- Requirement: Without the pictures, retype each line below exactly as it stands.
##########
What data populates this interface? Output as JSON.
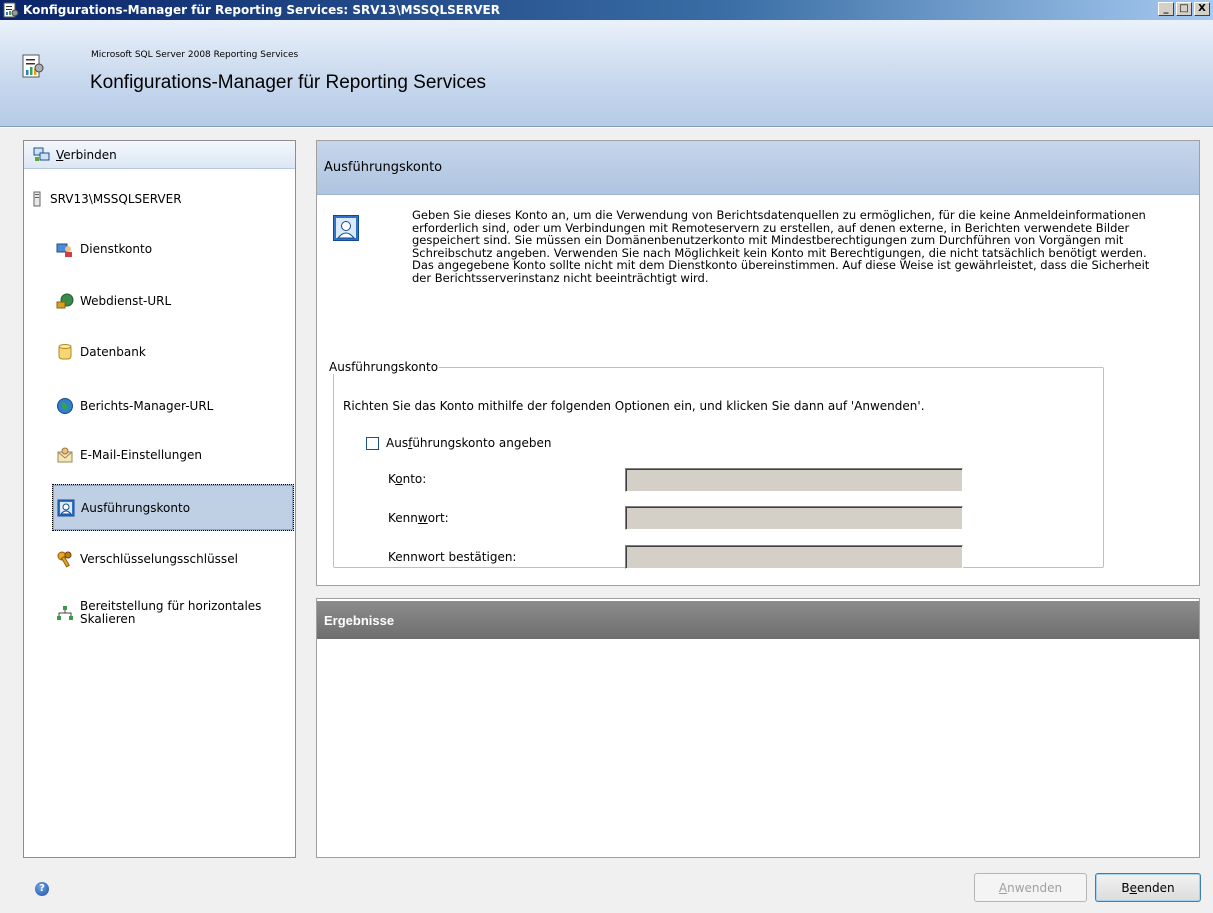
{
  "window": {
    "title": "Konfigurations-Manager für Reporting Services: SRV13\\MSSQLSERVER",
    "controls": [
      "_",
      "□",
      "X"
    ]
  },
  "header": {
    "subtitle": "Microsoft SQL Server 2008 Reporting Services",
    "title": "Konfigurations-Manager für Reporting Services"
  },
  "nav": {
    "connect_label": "erbinden",
    "connect_mnemonic": "V",
    "server": "SRV13\\MSSQLSERVER",
    "items": [
      {
        "label": "Dienstkonto",
        "icon": "service-account-icon"
      },
      {
        "label": "Webdienst-URL",
        "icon": "web-service-icon"
      },
      {
        "label": "Datenbank",
        "icon": "database-icon"
      },
      {
        "label": "Berichts-Manager-URL",
        "icon": "globe-icon"
      },
      {
        "label": "E-Mail-Einstellungen",
        "icon": "email-icon"
      },
      {
        "label": "Ausführungskonto",
        "icon": "execution-account-icon",
        "selected": true
      },
      {
        "label": "Verschlüsselungsschlüssel",
        "icon": "keys-icon"
      },
      {
        "label": "Bereitstellung für horizontales Skalieren",
        "icon": "scaleout-icon"
      }
    ]
  },
  "panel": {
    "title": "Ausführungskonto",
    "description": "Geben Sie dieses Konto an, um die Verwendung von Berichtsdatenquellen zu ermöglichen, für die keine Anmeldeinformationen erforderlich sind, oder um Verbindungen mit Remoteservern zu erstellen, auf denen externe, in Berichten verwendete Bilder gespeichert sind. Sie müssen ein Domänenbenutzerkonto mit Mindestberechtigungen zum Durchführen von Vorgängen mit Schreibschutz angeben. Verwenden Sie nach Möglichkeit kein Konto mit Berechtigungen, die nicht tatsächlich benötigt werden. Das angegebene Konto sollte nicht mit dem Dienstkonto übereinstimmen. Auf diese Weise ist gewährleistet, dass die Sicherheit der Berichtsserverinstanz nicht beeinträchtigt wird.",
    "group_title": "Ausführungskonto",
    "instructions": "Richten Sie das Konto mithilfe der folgenden Optionen ein, und klicken Sie dann auf 'Anwenden'.",
    "checkbox_label_pre": "Aus",
    "checkbox_label_mnemonic": "f",
    "checkbox_label_post": "ührungskonto angeben",
    "checkbox_checked": false,
    "fields": [
      {
        "pre": "K",
        "mnemonic": "o",
        "post": "nto:",
        "value": ""
      },
      {
        "pre": "Kenn",
        "mnemonic": "w",
        "post": "ort:",
        "value": ""
      },
      {
        "pre": "Kennwort bestätigen:",
        "mnemonic": "",
        "post": "",
        "value": ""
      }
    ]
  },
  "results": {
    "title": "Ergebnisse"
  },
  "footer": {
    "help_glyph": "?",
    "apply_mnemonic": "A",
    "apply_rest": "nwenden",
    "exit_pre": "B",
    "exit_mnemonic": "e",
    "exit_post": "enden"
  }
}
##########
- Result below:
What data populates this interface? Output as JSON.
{
  "window": {
    "title": "Konfigurations-Manager für Reporting Services: SRV13\\MSSQLSERVER",
    "controls": [
      "_",
      "□",
      "X"
    ]
  },
  "header": {
    "subtitle": "Microsoft SQL Server 2008 Reporting Services",
    "title": "Konfigurations-Manager für Reporting Services"
  },
  "nav": {
    "connect_label": "erbinden",
    "connect_mnemonic": "V",
    "server": "SRV13\\MSSQLSERVER",
    "items": [
      {
        "label": "Dienstkonto",
        "icon": "service-account-icon"
      },
      {
        "label": "Webdienst-URL",
        "icon": "web-service-icon"
      },
      {
        "label": "Datenbank",
        "icon": "database-icon"
      },
      {
        "label": "Berichts-Manager-URL",
        "icon": "globe-icon"
      },
      {
        "label": "E-Mail-Einstellungen",
        "icon": "email-icon"
      },
      {
        "label": "Ausführungskonto",
        "icon": "execution-account-icon",
        "selected": true
      },
      {
        "label": "Verschlüsselungsschlüssel",
        "icon": "keys-icon"
      },
      {
        "label": "Bereitstellung für horizontales Skalieren",
        "icon": "scaleout-icon"
      }
    ]
  },
  "panel": {
    "title": "Ausführungskonto",
    "description": "Geben Sie dieses Konto an, um die Verwendung von Berichtsdatenquellen zu ermöglichen, für die keine Anmeldeinformationen erforderlich sind, oder um Verbindungen mit Remoteservern zu erstellen, auf denen externe, in Berichten verwendete Bilder gespeichert sind. Sie müssen ein Domänenbenutzerkonto mit Mindestberechtigungen zum Durchführen von Vorgängen mit Schreibschutz angeben. Verwenden Sie nach Möglichkeit kein Konto mit Berechtigungen, die nicht tatsächlich benötigt werden. Das angegebene Konto sollte nicht mit dem Dienstkonto übereinstimmen. Auf diese Weise ist gewährleistet, dass die Sicherheit der Berichtsserverinstanz nicht beeinträchtigt wird.",
    "group_title": "Ausführungskonto",
    "instructions": "Richten Sie das Konto mithilfe der folgenden Optionen ein, und klicken Sie dann auf 'Anwenden'.",
    "checkbox_label_pre": "Aus",
    "checkbox_label_mnemonic": "f",
    "checkbox_label_post": "ührungskonto angeben",
    "checkbox_checked": false,
    "fields": [
      {
        "pre": "K",
        "mnemonic": "o",
        "post": "nto:",
        "value": ""
      },
      {
        "pre": "Kenn",
        "mnemonic": "w",
        "post": "ort:",
        "value": ""
      },
      {
        "pre": "Kennwort bestätigen:",
        "mnemonic": "",
        "post": "",
        "value": ""
      }
    ]
  },
  "results": {
    "title": "Ergebnisse"
  },
  "footer": {
    "help_glyph": "?",
    "apply_mnemonic": "A",
    "apply_rest": "nwenden",
    "exit_pre": "B",
    "exit_mnemonic": "e",
    "exit_post": "enden"
  }
}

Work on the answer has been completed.